Doctors commonly classify cancer of unknown primary (CUP) into one of five major groups after first looking at the cancer cells under a microscope. After more rigorous testing, many of these tumors can be classified more accurately.
Adenocarcinoma accounts for over 60% of tumors classified as cancer of uncertain origin. These tumors are made up of gland-forming epithelial cells. Because glands are involved in secreting or transporting chemicals, adenocarcinoma can form in almost any organ in the body.
The lining of most internal organs is made up of glandular epithelial cells. This can make determining the primary tumor site difficult. The lungs, pancreas, breasts, prostate, stomach, liver, and colon are all common primary sites for adenocarcinoma.

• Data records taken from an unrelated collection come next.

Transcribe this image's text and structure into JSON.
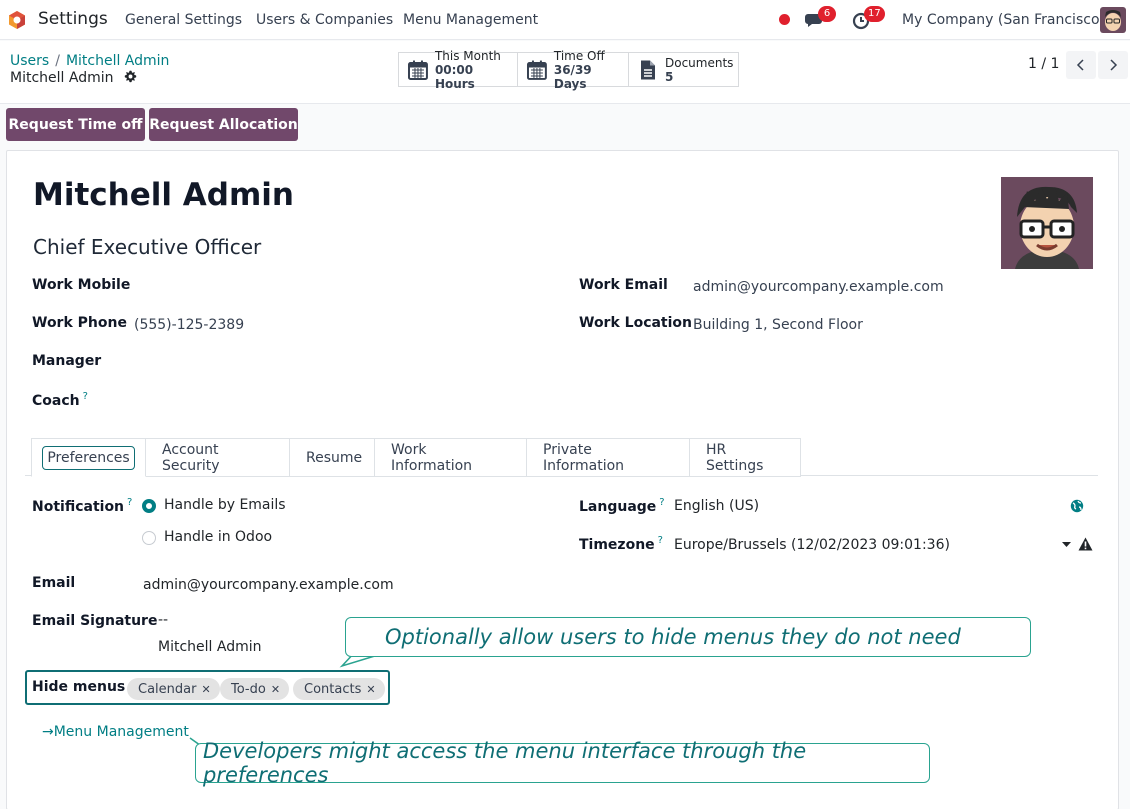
{
  "navbar": {
    "app_name": "Settings",
    "menu": [
      "General Settings",
      "Users & Companies",
      "Menu Management"
    ],
    "messages_count": "6",
    "activities_count": "17",
    "company": "My Company (San Francisco)"
  },
  "breadcrumb": {
    "root": "Users",
    "separator": "/",
    "current": "Mitchell Admin"
  },
  "record_name": "Mitchell Admin",
  "stat_buttons": [
    {
      "label": "This Month",
      "value": "00:00 Hours",
      "icon": "calendar-icon"
    },
    {
      "label": "Time Off",
      "value": "36/39 Days",
      "icon": "calendar-icon"
    },
    {
      "label": "Documents",
      "value": "5",
      "icon": "document-icon"
    }
  ],
  "pager": {
    "value": "1 / 1"
  },
  "actions": {
    "request_time_off": "Request Time off",
    "request_allocation": "Request Allocation"
  },
  "employee": {
    "name": "Mitchell Admin",
    "job_title": "Chief Executive Officer",
    "work_mobile_label": "Work Mobile",
    "work_mobile": "",
    "work_phone_label": "Work Phone",
    "work_phone": "(555)-125-2389",
    "manager_label": "Manager",
    "coach_label": "Coach",
    "help_mark": "?",
    "work_email_label": "Work Email",
    "work_email": "admin@yourcompany.example.com",
    "work_location_label": "Work Location",
    "work_location": "Building 1, Second Floor"
  },
  "tabs": [
    "Preferences",
    "Account Security",
    "Resume",
    "Work Information",
    "Private Information",
    "HR Settings"
  ],
  "preferences": {
    "notification_label": "Notification",
    "notification_options": [
      "Handle by Emails",
      "Handle in Odoo"
    ],
    "notification_selected": "Handle by Emails",
    "language_label": "Language",
    "language": "English (US)",
    "timezone_label": "Timezone",
    "timezone": "Europe/Brussels (12/02/2023 09:01:36)",
    "email_label": "Email",
    "email": "admin@yourcompany.example.com",
    "signature_label": "Email Signature",
    "signature_dashes": "--",
    "signature_name": "Mitchell Admin",
    "hide_menus_label": "Hide menus",
    "hide_menus": [
      "Calendar",
      "To-do",
      "Contacts"
    ],
    "menu_management_link": "→Menu Management"
  },
  "callouts": {
    "hide_menus": "Optionally allow users to hide menus they do not need",
    "menu_link": "Developers might access the menu interface through the preferences"
  },
  "colors": {
    "accent": "#017e84",
    "primary_button": "#71486b",
    "badge": "#e0202d",
    "callout_border": "#2aa390"
  }
}
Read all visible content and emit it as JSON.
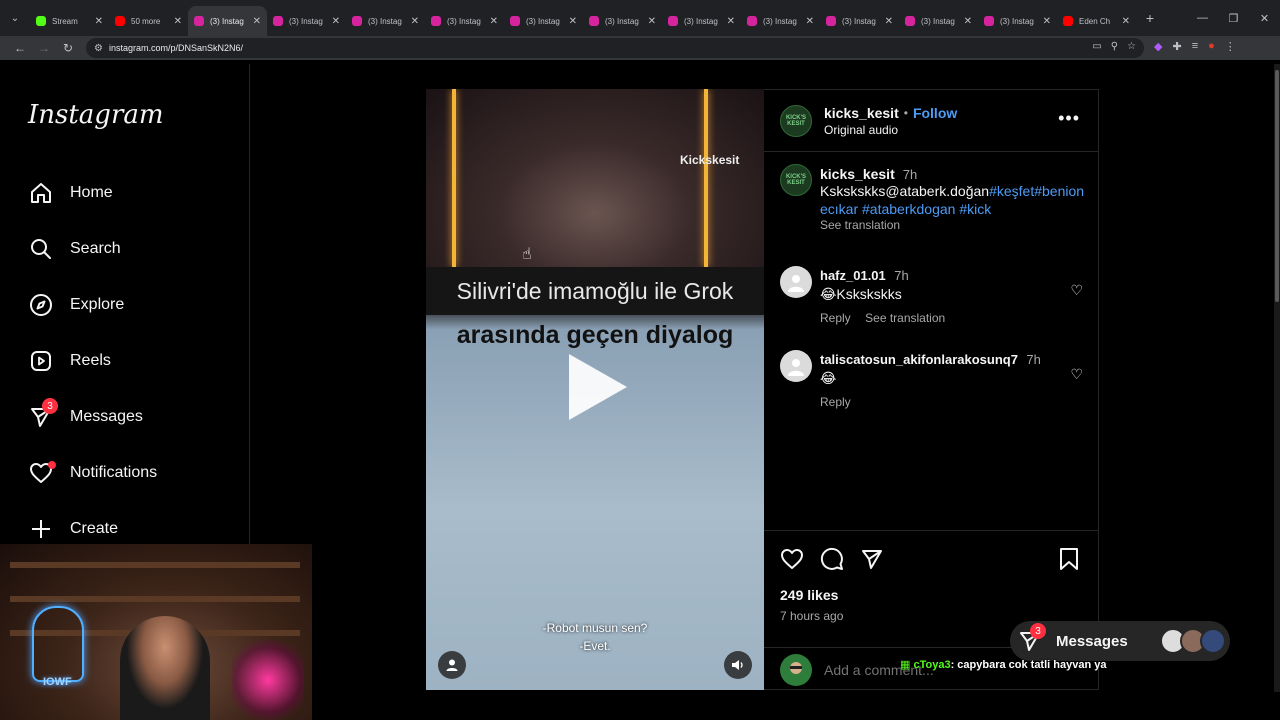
{
  "browser": {
    "tabs": [
      {
        "title": "Stream",
        "favicon_color": "#53fc18",
        "active": false
      },
      {
        "title": "50 more",
        "favicon_color": "#ff0000",
        "active": false
      },
      {
        "title": "(3) Instag",
        "favicon_color": "#d6249f",
        "active": true
      },
      {
        "title": "(3) Instag",
        "favicon_color": "#d6249f",
        "active": false
      },
      {
        "title": "(3) Instag",
        "favicon_color": "#d6249f",
        "active": false
      },
      {
        "title": "(3) Instag",
        "favicon_color": "#d6249f",
        "active": false
      },
      {
        "title": "(3) Instag",
        "favicon_color": "#d6249f",
        "active": false
      },
      {
        "title": "(3) Instag",
        "favicon_color": "#d6249f",
        "active": false
      },
      {
        "title": "(3) Instag",
        "favicon_color": "#d6249f",
        "active": false
      },
      {
        "title": "(3) Instag",
        "favicon_color": "#d6249f",
        "active": false
      },
      {
        "title": "(3) Instag",
        "favicon_color": "#d6249f",
        "active": false
      },
      {
        "title": "(3) Instag",
        "favicon_color": "#d6249f",
        "active": false
      },
      {
        "title": "(3) Instag",
        "favicon_color": "#d6249f",
        "active": false
      },
      {
        "title": "Eden Ch",
        "favicon_color": "#ff0000",
        "active": false
      }
    ],
    "url": "instagram.com/p/DNSanSkN2N6/"
  },
  "sidebar": {
    "logo": "Instagram",
    "items": [
      {
        "label": "Home",
        "icon": "home-icon"
      },
      {
        "label": "Search",
        "icon": "search-icon"
      },
      {
        "label": "Explore",
        "icon": "compass-icon"
      },
      {
        "label": "Reels",
        "icon": "reels-icon"
      },
      {
        "label": "Messages",
        "icon": "messenger-icon",
        "badge": "3"
      },
      {
        "label": "Notifications",
        "icon": "heart-icon",
        "dot": true
      },
      {
        "label": "Create",
        "icon": "plus-icon"
      }
    ]
  },
  "video": {
    "watermark": "Kickskesit",
    "caption_top": "Silivri'de  imamoğlu ile Grok",
    "caption_main": "arasında geçen diyalog",
    "subtitle_line1": "-Robot musun sen?",
    "subtitle_line2": "-Evet."
  },
  "post": {
    "author": "kicks_kesit",
    "avatar_text": "KICK'S KESIT",
    "follow_label": "Follow",
    "separator": "•",
    "audio": "Original audio",
    "caption_time": "7h",
    "caption_text": "Kskskskks@ataberk.doğan",
    "caption_tags_inline": "#keşfet#benion",
    "caption_tags_line2": "ecıkar #ataberkdogan #kick",
    "see_translation": "See translation",
    "likes": "249 likes",
    "posted": "7 hours ago",
    "add_comment_placeholder": "Add a comment..."
  },
  "comments": [
    {
      "user": "hafz_01.01",
      "time": "7h",
      "text": "😂Kskskskks",
      "reply": "Reply",
      "translation": "See translation"
    },
    {
      "user": "taliscatosun_akifonlarakosunq7",
      "time": "7h",
      "text": "😂",
      "reply": "Reply"
    }
  ],
  "messages_pill": {
    "label": "Messages",
    "badge": "3"
  },
  "stream_chat": {
    "user": "cToya3",
    "message": ": capybara cok tatli hayvan ya"
  },
  "webcam": {
    "neon_label": "IOWF"
  }
}
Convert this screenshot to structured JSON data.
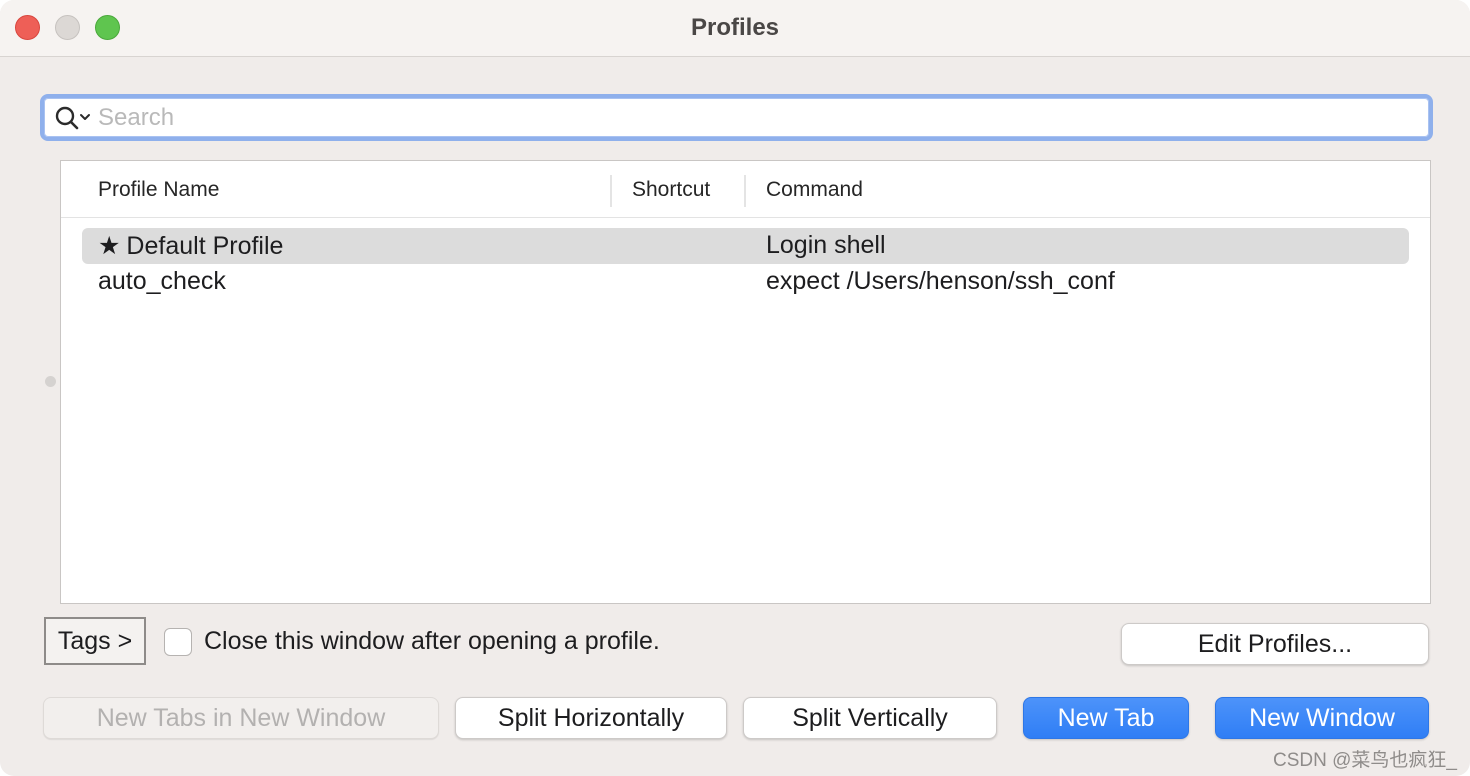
{
  "window": {
    "title": "Profiles"
  },
  "search": {
    "placeholder": "Search",
    "value": ""
  },
  "table": {
    "columns": [
      "Profile Name",
      "Shortcut",
      "Command"
    ],
    "rows": [
      {
        "star": "★",
        "name": "Default Profile",
        "shortcut": "",
        "command": "Login shell",
        "selected": true
      },
      {
        "star": "",
        "name": "auto_check",
        "shortcut": "",
        "command": "expect /Users/henson/ssh_conf",
        "selected": false
      }
    ]
  },
  "controls": {
    "tags_label": "Tags >",
    "close_after_open_label": "Close this window after opening a profile.",
    "close_after_open_checked": false,
    "edit_profiles_label": "Edit Profiles..."
  },
  "buttons": {
    "new_tabs_in_new_window": "New Tabs in New Window",
    "split_horizontally": "Split Horizontally",
    "split_vertically": "Split Vertically",
    "new_tab": "New Tab",
    "new_window": "New Window"
  },
  "watermark": "CSDN @菜鸟也疯狂_",
  "colors": {
    "accent": "#3a86f7",
    "selection": "#dcdcdc",
    "close": "#ee5f57",
    "zoom": "#5fc54f",
    "focus_ring": "#8fb0ec"
  }
}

Poorly Differentiated Carcinoma
Poorly differentiated cancer cells are found in 20 to 30 percent of all malignancies of uncertain origin. These malignancies don’t seem like normal cells and are frequently more aggressive than other types of cancer.
These cancers may have started in lymphocytes, skin cells, neuroendocrine cells (which produce hormones into the blood), or other specialized cells, according to specialized tests. Many weakly differentiated cancer cells, on the other hand, appear so unlike normal cells that clinicians are unable to establish their original cell type.
Poorly differentiated malignant neoplasm
These are unmistakably malignancies, but the cells are so aberrant that the doctor has no idea where they came from. The majority of them are lymphomas, sarcomas, or melanomas. Further examination reveals that several of them are carcinomas.
Squamous Cell Carcinoma
Squamous cell carcinoma makes up fewer than 10% of malignancies with no known cause. It’s made up of flat epithelial cells that can be found on the skin’s surface or in the lining of specific organs including the mouth and esophagus. Squamous cell carcinoma is a kind of lung cancer.
Diffuse neuroendocrine system cells are the source of these uncommon malignancies. In some aspects, these cells resemble nerve cells, but in others, they resemble hormone-producing endocrine cells. Unlike the adrenal and thyroid glands, these cells do not form a real organ. Instead, they’re strewn over the esophagus, stomach, pancreas, intestines, and lungs, among other organs. Only a small percentage of cancer of unknown primary cases are caused by these tumors. (Further testing reveals that some poorly differentiated tumors are neuroendocrine carcinomas.)
Doctors do their utmost to classify the sort of cancer, even if they don’t know where it started. This can assist them in deciding on the best treatment option. Because some tumors respond well to specific treatments, it’s critical to categorize the malignancy as thoroughly as possible. This is best accomplished by examining the malignancy under a microscope and performing laboratory testing.